WHAT YOU ARE ASKED TO DO:
Wherever a line in the records contains the word "data", return that line.

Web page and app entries
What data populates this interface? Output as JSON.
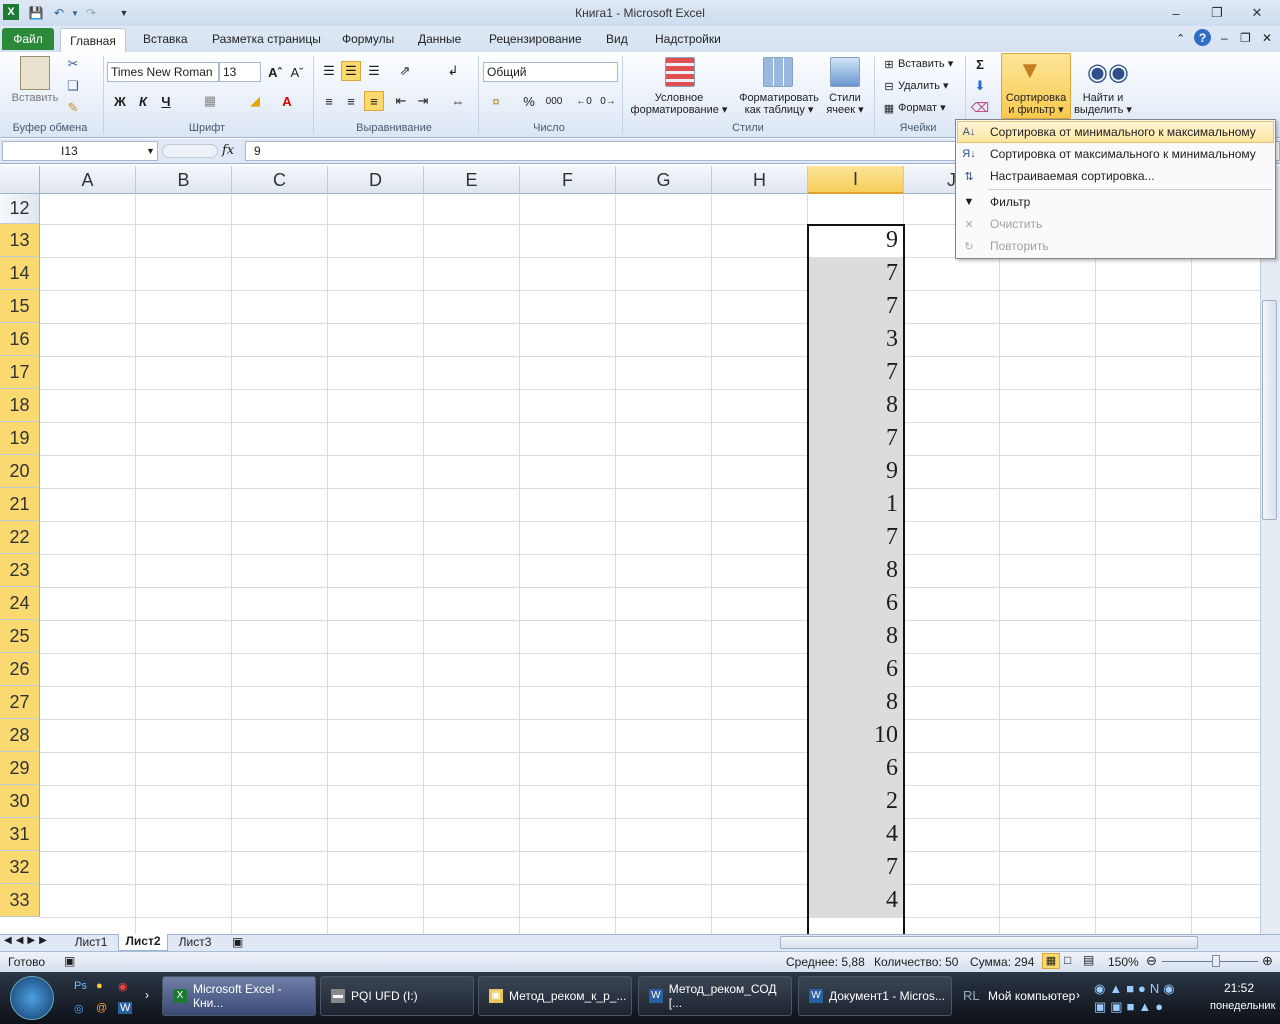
{
  "window": {
    "title": "Книга1  -  Microsoft Excel"
  },
  "tabs": {
    "file": "Файл",
    "home": "Главная",
    "insert": "Вставка",
    "page_layout": "Разметка страницы",
    "formulas": "Формулы",
    "data": "Данные",
    "review": "Рецензирование",
    "view": "Вид",
    "addins": "Надстройки"
  },
  "ribbon": {
    "clipboard": {
      "paste": "Вставить",
      "label": "Буфер обмена"
    },
    "font": {
      "name": "Times New Roman",
      "size": "13",
      "bold": "Ж",
      "italic": "К",
      "underline": "Ч",
      "label": "Шрифт"
    },
    "alignment": {
      "label": "Выравнивание"
    },
    "number": {
      "format": "Общий",
      "label": "Число",
      "percent": "%",
      "thousands": "000"
    },
    "styles": {
      "conditional": "Условное",
      "conditional2": "форматирование",
      "as_table": "Форматировать",
      "as_table2": "как таблицу",
      "cell_styles": "Стили",
      "cell_styles2": "ячеек",
      "label": "Стили"
    },
    "cells": {
      "insert": "Вставить",
      "delete": "Удалить",
      "format": "Формат",
      "label": "Ячейки"
    },
    "editing": {
      "sort_filter": "Сортировка",
      "sort_filter2": "и фильтр",
      "find": "Найти и",
      "find2": "выделить"
    }
  },
  "formula_bar": {
    "name_box": "I13",
    "fx": "fx",
    "value": "9"
  },
  "columns": [
    "A",
    "B",
    "C",
    "D",
    "E",
    "F",
    "G",
    "H",
    "I",
    "J"
  ],
  "rows": [
    "12",
    "13",
    "14",
    "15",
    "16",
    "17",
    "18",
    "19",
    "20",
    "21",
    "22",
    "23",
    "24",
    "25",
    "26",
    "27",
    "28",
    "29",
    "30",
    "31",
    "32",
    "33"
  ],
  "column_i_values": [
    "",
    "9",
    "7",
    "7",
    "3",
    "7",
    "8",
    "7",
    "9",
    "1",
    "7",
    "8",
    "6",
    "8",
    "6",
    "8",
    "10",
    "6",
    "2",
    "4",
    "7",
    "4"
  ],
  "dropdown": {
    "sort_asc": "Сортировка от минимального к максимальному",
    "sort_desc": "Сортировка от максимального к минимальному",
    "custom": "Настраиваемая сортировка...",
    "filter": "Фильтр",
    "clear": "Очистить",
    "reapply": "Повторить"
  },
  "sheets": [
    "Лист1",
    "Лист2",
    "Лист3"
  ],
  "status": {
    "ready": "Готово",
    "average": "Среднее: 5,88",
    "count": "Количество: 50",
    "sum": "Сумма: 294",
    "zoom": "150%"
  },
  "taskbar": {
    "items": [
      "Microsoft Excel - Кни...",
      "PQI UFD (I:)",
      "Метод_реком_к_р_...",
      "Метод_реком_СОД [...",
      "Документ1 - Micros..."
    ],
    "my_computer": "Мой компьютер",
    "lang": "RL",
    "time": "21:52",
    "day": "понедельник"
  },
  "colors": {
    "accent": "#2a8a3a",
    "selected_header": "#f9d970",
    "selection_fill": "#dcdcdc"
  }
}
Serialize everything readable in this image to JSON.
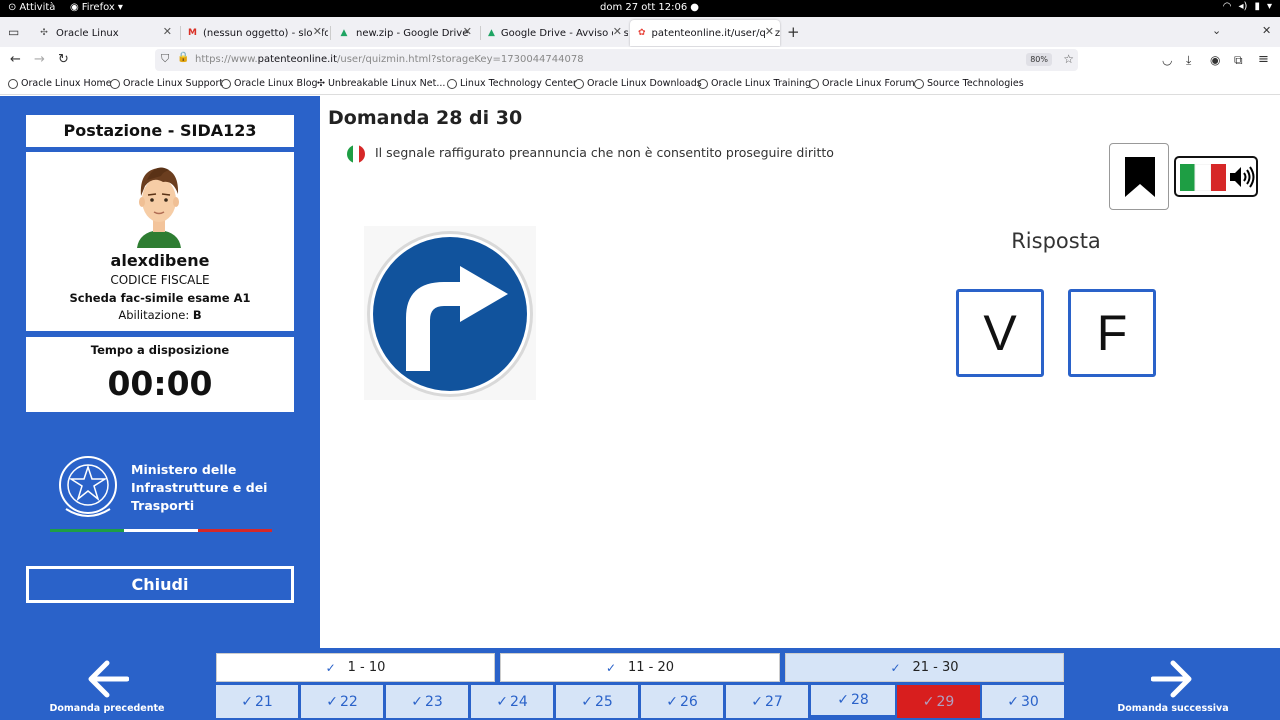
{
  "system": {
    "activities": "Attività",
    "app": "Firefox",
    "clock": "dom 27 ott  12:06"
  },
  "tabs": [
    {
      "title": "Oracle Linux"
    },
    {
      "title": "(nessun oggetto) - slowfo"
    },
    {
      "title": "new.zip - Google Drive"
    },
    {
      "title": "Google Drive - Avviso di s"
    },
    {
      "title": "patenteonline.it/user/quiz"
    }
  ],
  "url": {
    "prefix": "https://www.",
    "domain": "patenteonline.it",
    "path": "/user/quizmin.html?storageKey=1730044744078",
    "zoom": "80%"
  },
  "bookmarks": [
    "Oracle Linux Home",
    "Oracle Linux Support",
    "Oracle Linux Blog",
    "Unbreakable Linux Net...",
    "Linux Technology Center",
    "Oracle Linux Downloads",
    "Oracle Linux Training",
    "Oracle Linux Forum",
    "Source Technologies"
  ],
  "sidebar": {
    "workstation": "Postazione - SIDA123",
    "username": "alexdibene",
    "codice_fiscale": "CODICE FISCALE",
    "scheda": "Scheda fac-simile esame A1",
    "abilitazione_label": "Abilitazione:",
    "abilitazione_value": "B",
    "time_label": "Tempo a disposizione",
    "time_value": "00:00",
    "ministry": [
      "Ministero delle",
      "Infrastrutture e dei",
      "Trasporti"
    ],
    "close": "Chiudi"
  },
  "question": {
    "title": "Domanda 28 di 30",
    "text": "Il segnale raffigurato preannuncia che non è consentito proseguire diritto",
    "answer_label": "Risposta",
    "true_label": "V",
    "false_label": "F"
  },
  "nav": {
    "prev": "Domanda precedente",
    "next": "Domanda successiva",
    "ranges": [
      "1 - 10",
      "11 - 20",
      "21 - 30"
    ],
    "questions": [
      "21",
      "22",
      "23",
      "24",
      "25",
      "26",
      "27",
      "28",
      "29",
      "30"
    ]
  },
  "colors": {
    "primary": "#2a62c9",
    "current_red": "#d81e1e"
  }
}
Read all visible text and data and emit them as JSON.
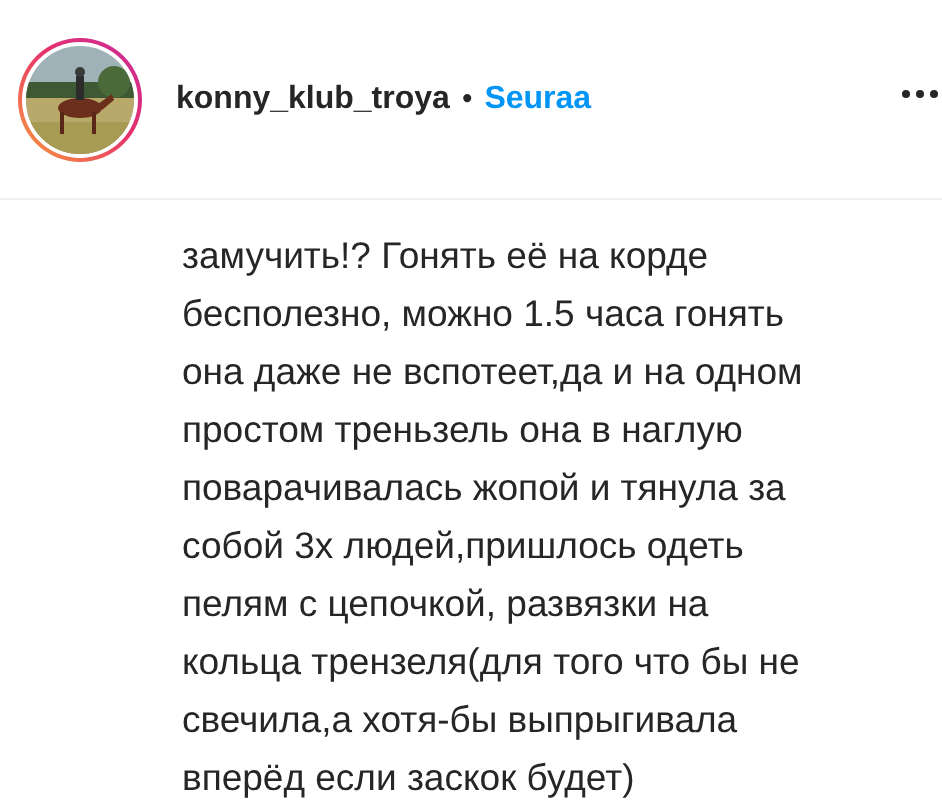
{
  "post_header": {
    "avatar": {
      "story_ring": true
    },
    "username": "konny_klub_troya",
    "separator": "•",
    "follow_button": "Seuraa"
  },
  "caption": {
    "lines": [
      "замучить!? Гонять её на корде",
      "бесполезно, можно 1.5 часа гонять",
      "она даже не вспотеет,да и на одном",
      "простом треньзель она в наглую",
      "поварачивалась жопой и тянула за",
      "собой 3х людей,пришлось одеть",
      "пелям с цепочкой, развязки на",
      "кольца трензеля(для того что бы не",
      "свечила,а хотя-бы выпрыгивала",
      "вперёд если заскок будет)"
    ]
  }
}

COMPLETED TASK:
What data populates this interface? Output as JSON.
    "data": "Данные",
Read all visible text and data and emit them as JSON.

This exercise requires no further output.